“I was watching specifically that moment when he made that double save because that was the game over, last second, it was going to be some unbelievable final.”
Liverpool found themselves 3-0 down at half time, before producing one of the most incredible fightbacks the sport has ever witnessed with three goals in the space of six minutes before the hour.
Shevchenko went on to praise the “spirit” shown by the Reds’ players and supporters to allow them to conjure up an unimaginable turnaround on the biggest stage in club football.
“I have to give credit to the spirit of the Liverpool players, but especially the Liverpool fans,” he continued.
“That noise, that support, I think it made the difference. ‘You’ll Never Walk Alone’ is a famous quote and I think it really got that energy for the players.

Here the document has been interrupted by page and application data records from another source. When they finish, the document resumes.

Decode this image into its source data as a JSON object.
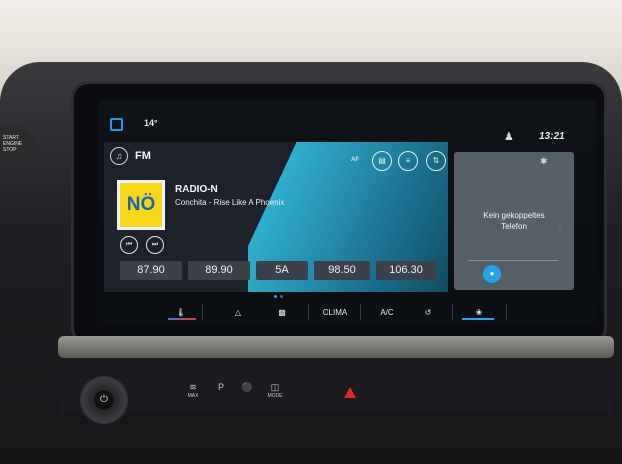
{
  "status_bar": {
    "temperature": "14°",
    "time": "13:21",
    "icons": [
      "home-square-icon",
      "person-seat-icon"
    ]
  },
  "radio": {
    "band": "FM",
    "af_label": "AF",
    "station_name": "RADIO-N",
    "now_playing": "Conchita - Rise Like A Phoenix",
    "logo_text": "NÖ",
    "presets": [
      "87.90",
      "89.90",
      "5A",
      "98.50",
      "106.30"
    ],
    "active_page": 1,
    "page_count": 2
  },
  "phone": {
    "message_line1": "Kein gekoppeltes",
    "message_line2": "Telefon"
  },
  "climate_bar": {
    "items": [
      {
        "name": "temperature-control",
        "label": ""
      },
      {
        "name": "windshield-defrost",
        "label": ""
      },
      {
        "name": "rear-defrost",
        "label": ""
      },
      {
        "name": "clima",
        "label": "CLIMA"
      },
      {
        "name": "ac",
        "label": "A/C"
      },
      {
        "name": "recirculation",
        "label": ""
      },
      {
        "name": "fan",
        "label": ""
      }
    ]
  },
  "physical_buttons": {
    "max_label": "MAX",
    "park_label": "P",
    "mode_label": "MODE"
  },
  "engine_button": {
    "line1": "START",
    "line2": "ENGINE",
    "line3": "STOP"
  },
  "colors": {
    "accent": "#1e9be8",
    "panel": "#1d2129",
    "teal": "#2fb0cd",
    "hazard": "#e0262c"
  }
}
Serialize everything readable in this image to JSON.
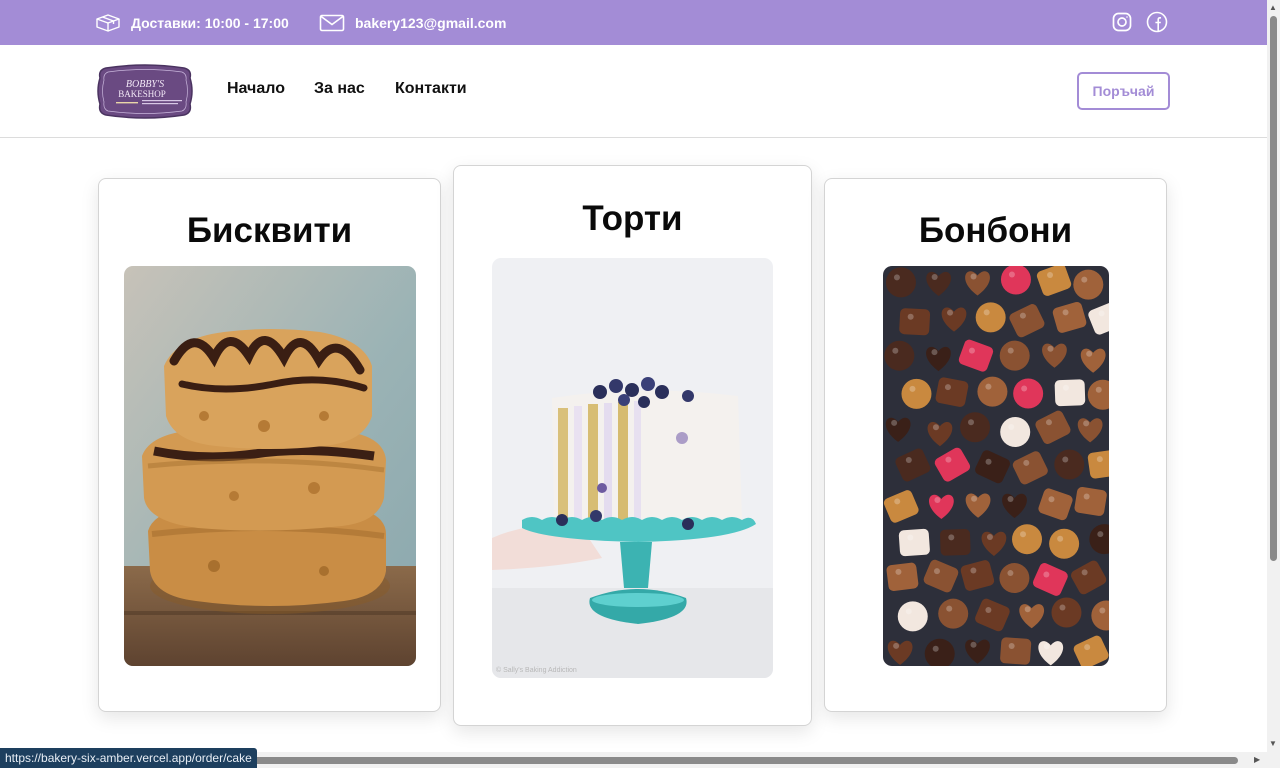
{
  "topbar": {
    "delivery_text": "Доставки: 10:00 - 17:00",
    "email": "bakery123@gmail.com",
    "background": "#a38cd6",
    "delivery_icon": "box-icon",
    "email_icon": "mail-icon",
    "social": [
      "instagram-icon",
      "facebook-icon"
    ]
  },
  "navbar": {
    "logo": {
      "line1": "BOBBY'S",
      "line2": "BAKESHOP",
      "background": "#6a4a82"
    },
    "links": [
      "Начало",
      "За нас",
      "Контакти"
    ],
    "order_label": "Поръчай",
    "accent": "#a38cd6"
  },
  "cards": [
    {
      "title": "Бисквити",
      "image": "stacked oat cookies with chocolate drizzle"
    },
    {
      "title": "Торти",
      "image": "blueberry layer cake on teal cake stand",
      "watermark": "© Sally's Baking Addiction"
    },
    {
      "title": "Бонбони",
      "image": "assorted chocolate bonbons"
    }
  ],
  "status_bar": {
    "url": "https://bakery-six-amber.vercel.app/order/cake"
  }
}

“Something clicked for six minutes, scored goals, and then everything changed.”